An MC-4 connector consists of a plastic male and female junction that fit together to present a completely sealed and weatherproof coupling. The female plastic end contains a male metal connector inside the plastic housing.
The stripped solar cable end is inserted into this male metal connector and mechanically crimped onto the metal connector. The mechanical bond is strong enough, but many installers also sweat some silver solder onto the crimped wire to eliminate any oxygen in the joint.
Dielectric Antioxidant Grease
Some dielectric antioxidant grease is then applied to the joint. The male metal connector is then assembled into the female plastic housing, forming an airtight seal around the cable end.
Male and Female Connections
The same joining process is followed on the other end of the cable using the plastic male MC-4 housing and the metal female connector. The male and female plastic connectors can now be joined, and it will make an audible click when the two ends are properly connected.
National Electric Code
MC-4 connectors are certified by Underwriters Laboratory (UL) and comply with the National Electric Code (NEC). The locking mechanism of the MC-4 connectors will ensure that the solar cable ends will not become loose.
The plastic used for the MC-4 connectors is UV stabilized and Ozone resistant and will last in outdoor installations for more than thirty years. MC-4 connectors can be sold as single connections or branch sets.
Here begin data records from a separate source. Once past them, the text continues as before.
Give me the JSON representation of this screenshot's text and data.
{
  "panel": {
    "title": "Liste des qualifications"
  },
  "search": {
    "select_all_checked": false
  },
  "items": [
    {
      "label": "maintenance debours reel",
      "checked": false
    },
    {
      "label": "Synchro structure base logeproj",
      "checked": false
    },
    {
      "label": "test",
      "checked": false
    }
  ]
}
Special tools to tighten the MC-4 connectors, seal ends, and unlock the male and female joints can be bought separately.